Thousands of Oklahomans are upset to learn they may no longer be able to see their doctors after receiving notices from Hillcrest HealthCare System about possible changes to their insurance company next year.
Hillcrest is still in network with United Healthcare, but that may not be the case as of May 2023.
The problem is that patients now have to hurry and either re-enroll or choose a new plan by December 7th.
The following statement is from Hillcrest HealthCare System: “Hillcrest HealthCare System currently remains in-network with UnitedHealthcare. However, we are working to notify UnitedHealthcare members of pending network changes that will end Hillcrest’s in-network status with all United plans beginning in May 2023. As health systems across the country, our operating costs have steadily increased over the last few years. United’s reimbursement rates have not been adjusted to help offset these pressures. We recognize the disruption this will cause to patients and will work closely with affected individuals to ensure a smooth transition from care during the ongoing Medicare annual enrollment period, Hillcrest patients using a Medicare Advantage plan from United as their primary insurance may choose to remain with their Hillcrest providers by choosing another health plan contracted with Hillcrest. Those individuals can visit Hillcrest.com/Medicare for more information.It is important to note that here The change does not affect United members’ access to emergency care, as all health plans must consider in-network emergency services. Additionally, Utica Park Clinic, Oklahoma Heart Institute clinics and Tulsa Spine & Specialty Hospital will remain in network for United members.”
“They want their doctors and nurses to be paid more on United’s Bill,” said Alex Tarasenko, Medicare Enroll USA. “They’re just honestly hoping that people leave United Healthcare so they don’t have to worry about renegotiating it.”
Tarasenko said when he called the number suggested by Hillcrest and used his mother as an example, the help line didn’t even ask him what hospital she was going to or what prescriptions she was taking.
“They said here are your two options, which one do you want,” says Tarasenko. “I’ll go find another doctor, okay? But good luck telling my mom to change her doctor. It’s just not going to happen.”

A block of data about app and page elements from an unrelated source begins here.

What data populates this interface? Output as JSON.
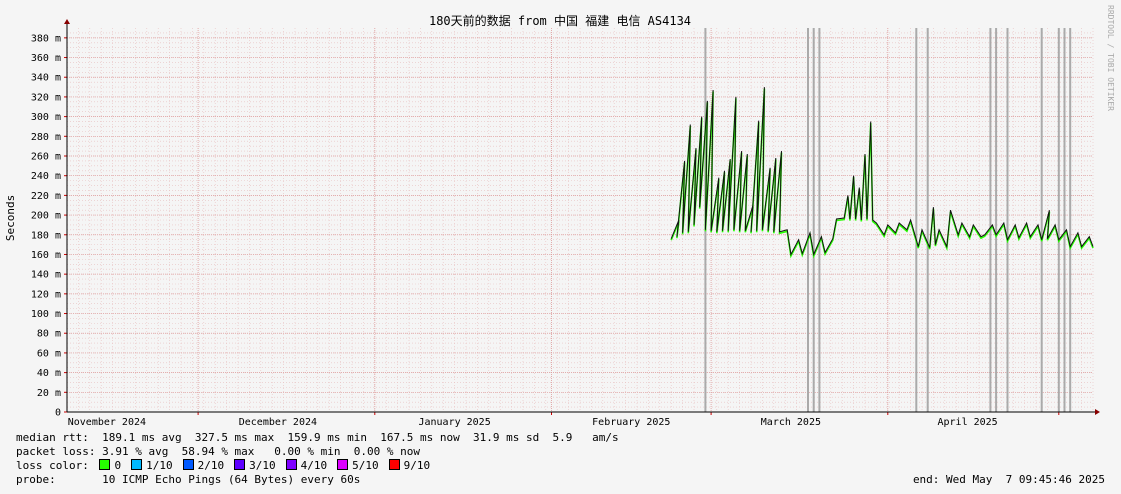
{
  "chart_data": {
    "type": "line",
    "title": "180天前的数据 from 中国 福建 电信 AS4134",
    "ylabel": "Seconds",
    "watermark": "RRDTOOL / TOBI OETIKER",
    "ylim": [
      0,
      0.39
    ],
    "y_ticks": [
      {
        "v": 0,
        "label": "0"
      },
      {
        "v": 0.02,
        "label": "20 m"
      },
      {
        "v": 0.04,
        "label": "40 m"
      },
      {
        "v": 0.06,
        "label": "60 m"
      },
      {
        "v": 0.08,
        "label": "80 m"
      },
      {
        "v": 0.1,
        "label": "100 m"
      },
      {
        "v": 0.12,
        "label": "120 m"
      },
      {
        "v": 0.14,
        "label": "140 m"
      },
      {
        "v": 0.16,
        "label": "160 m"
      },
      {
        "v": 0.18,
        "label": "180 m"
      },
      {
        "v": 0.2,
        "label": "200 m"
      },
      {
        "v": 0.22,
        "label": "220 m"
      },
      {
        "v": 0.24,
        "label": "240 m"
      },
      {
        "v": 0.26,
        "label": "260 m"
      },
      {
        "v": 0.28,
        "label": "280 m"
      },
      {
        "v": 0.3,
        "label": "300 m"
      },
      {
        "v": 0.32,
        "label": "320 m"
      },
      {
        "v": 0.34,
        "label": "340 m"
      },
      {
        "v": 0.36,
        "label": "360 m"
      },
      {
        "v": 0.38,
        "label": "380 m"
      }
    ],
    "xlim": [
      "2024-11-08",
      "2025-05-07"
    ],
    "x_ticks": [
      {
        "x": "2024-11-15",
        "label": "November 2024"
      },
      {
        "x": "2024-12-15",
        "label": "December 2024"
      },
      {
        "x": "2025-01-15",
        "label": "January 2025"
      },
      {
        "x": "2025-02-15",
        "label": "February 2025"
      },
      {
        "x": "2025-03-15",
        "label": "March 2025"
      },
      {
        "x": "2025-04-15",
        "label": "April 2025"
      }
    ],
    "x_major": [
      "2024-11-01",
      "2024-12-01",
      "2025-01-01",
      "2025-02-01",
      "2025-03-01",
      "2025-04-01",
      "2025-05-01"
    ],
    "series": [
      {
        "name": "median rtt",
        "points": [
          [
            "2025-02-22",
            0.176
          ],
          [
            "2025-02-23",
            0.195
          ],
          [
            "2025-02-23",
            0.178
          ],
          [
            "2025-02-24",
            0.255
          ],
          [
            "2025-02-24",
            0.182
          ],
          [
            "2025-02-25",
            0.292
          ],
          [
            "2025-02-25",
            0.183
          ],
          [
            "2025-02-26",
            0.268
          ],
          [
            "2025-02-26",
            0.19
          ],
          [
            "2025-02-27",
            0.3
          ],
          [
            "2025-02-27",
            0.208
          ],
          [
            "2025-02-28",
            0.316
          ],
          [
            "2025-02-28",
            0.185
          ],
          [
            "2025-03-01",
            0.327
          ],
          [
            "2025-03-01",
            0.184
          ],
          [
            "2025-03-02",
            0.238
          ],
          [
            "2025-03-02",
            0.183
          ],
          [
            "2025-03-03",
            0.245
          ],
          [
            "2025-03-03",
            0.184
          ],
          [
            "2025-03-04",
            0.257
          ],
          [
            "2025-03-04",
            0.184
          ],
          [
            "2025-03-05",
            0.32
          ],
          [
            "2025-03-05",
            0.185
          ],
          [
            "2025-03-06",
            0.265
          ],
          [
            "2025-03-06",
            0.184
          ],
          [
            "2025-03-07",
            0.262
          ],
          [
            "2025-03-07",
            0.184
          ],
          [
            "2025-03-08",
            0.21
          ],
          [
            "2025-03-08",
            0.183
          ],
          [
            "2025-03-09",
            0.296
          ],
          [
            "2025-03-09",
            0.184
          ],
          [
            "2025-03-10",
            0.33
          ],
          [
            "2025-03-10",
            0.185
          ],
          [
            "2025-03-11",
            0.248
          ],
          [
            "2025-03-11",
            0.184
          ],
          [
            "2025-03-12",
            0.258
          ],
          [
            "2025-03-12",
            0.183
          ],
          [
            "2025-03-13",
            0.265
          ],
          [
            "2025-03-13",
            0.183
          ],
          [
            "2025-03-14",
            0.185
          ],
          [
            "2025-03-15",
            0.16
          ],
          [
            "2025-03-16",
            0.175
          ],
          [
            "2025-03-17",
            0.161
          ],
          [
            "2025-03-18",
            0.182
          ],
          [
            "2025-03-19",
            0.16
          ],
          [
            "2025-03-20",
            0.178
          ],
          [
            "2025-03-21",
            0.162
          ],
          [
            "2025-03-22",
            0.176
          ],
          [
            "2025-03-23",
            0.196
          ],
          [
            "2025-03-24",
            0.197
          ],
          [
            "2025-03-25",
            0.22
          ],
          [
            "2025-03-25",
            0.196
          ],
          [
            "2025-03-26",
            0.24
          ],
          [
            "2025-03-26",
            0.196
          ],
          [
            "2025-03-27",
            0.228
          ],
          [
            "2025-03-27",
            0.195
          ],
          [
            "2025-03-28",
            0.262
          ],
          [
            "2025-03-28",
            0.196
          ],
          [
            "2025-03-29",
            0.295
          ],
          [
            "2025-03-29",
            0.195
          ],
          [
            "2025-03-30",
            0.192
          ],
          [
            "2025-03-31",
            0.18
          ],
          [
            "2025-04-01",
            0.19
          ],
          [
            "2025-04-02",
            0.182
          ],
          [
            "2025-04-03",
            0.192
          ],
          [
            "2025-04-04",
            0.185
          ],
          [
            "2025-04-05",
            0.195
          ],
          [
            "2025-04-06",
            0.168
          ],
          [
            "2025-04-07",
            0.185
          ],
          [
            "2025-04-08",
            0.167
          ],
          [
            "2025-04-09",
            0.208
          ],
          [
            "2025-04-09",
            0.17
          ],
          [
            "2025-04-10",
            0.185
          ],
          [
            "2025-04-11",
            0.168
          ],
          [
            "2025-04-12",
            0.205
          ],
          [
            "2025-04-13",
            0.18
          ],
          [
            "2025-04-14",
            0.192
          ],
          [
            "2025-04-15",
            0.178
          ],
          [
            "2025-04-16",
            0.19
          ],
          [
            "2025-04-17",
            0.178
          ],
          [
            "2025-04-18",
            0.18
          ],
          [
            "2025-04-19",
            0.19
          ],
          [
            "2025-04-20",
            0.18
          ],
          [
            "2025-04-21",
            0.192
          ],
          [
            "2025-04-22",
            0.175
          ],
          [
            "2025-04-23",
            0.19
          ],
          [
            "2025-04-24",
            0.177
          ],
          [
            "2025-04-25",
            0.192
          ],
          [
            "2025-04-26",
            0.178
          ],
          [
            "2025-04-27",
            0.19
          ],
          [
            "2025-04-28",
            0.175
          ],
          [
            "2025-04-29",
            0.205
          ],
          [
            "2025-04-29",
            0.176
          ],
          [
            "2025-04-30",
            0.19
          ],
          [
            "2025-05-01",
            0.175
          ],
          [
            "2025-05-02",
            0.185
          ],
          [
            "2025-05-03",
            0.168
          ],
          [
            "2025-05-04",
            0.182
          ],
          [
            "2025-05-05",
            0.168
          ],
          [
            "2025-05-06",
            0.178
          ],
          [
            "2025-05-07",
            0.168
          ]
        ]
      }
    ],
    "loss_spikes": [
      "2025-02-28",
      "2025-03-18",
      "2025-03-19",
      "2025-03-20",
      "2025-04-06",
      "2025-04-08",
      "2025-04-19",
      "2025-04-20",
      "2025-04-22",
      "2025-04-28",
      "2025-05-01",
      "2025-05-02",
      "2025-05-03"
    ]
  },
  "legend": {
    "median_label": "median rtt:",
    "median_stats": "189.1 ms avg  327.5 ms max  159.9 ms min  167.5 ms now  31.9 ms sd  5.9   am/s",
    "loss_label": "packet loss:",
    "loss_stats": "3.91 % avg  58.94 % max   0.00 % min  0.00 % now",
    "color_label": "loss color:",
    "colors": [
      {
        "label": "0",
        "color": "#26ff00"
      },
      {
        "label": "1/10",
        "color": "#00b8ff"
      },
      {
        "label": "2/10",
        "color": "#0059ff"
      },
      {
        "label": "3/10",
        "color": "#5e00ff"
      },
      {
        "label": "4/10",
        "color": "#7e00ff"
      },
      {
        "label": "5/10",
        "color": "#dd00ff"
      },
      {
        "label": "9/10",
        "color": "#ff0000"
      }
    ],
    "probe_label": "probe:",
    "probe_text": "10 ICMP Echo Pings (64 Bytes) every 60s",
    "end_text": "end: Wed May  7 09:45:46 2025"
  }
}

He said most senior citizens care most about keeping their doctor. But if they switch from United, they might get stuck with a haphazard plan and end up losing some of their benefits and possibly costing them more.
“Seniors who give you $800, $900, $1,000 in Social Security, they can’t afford to pay cash for anything,” Tarasenko said.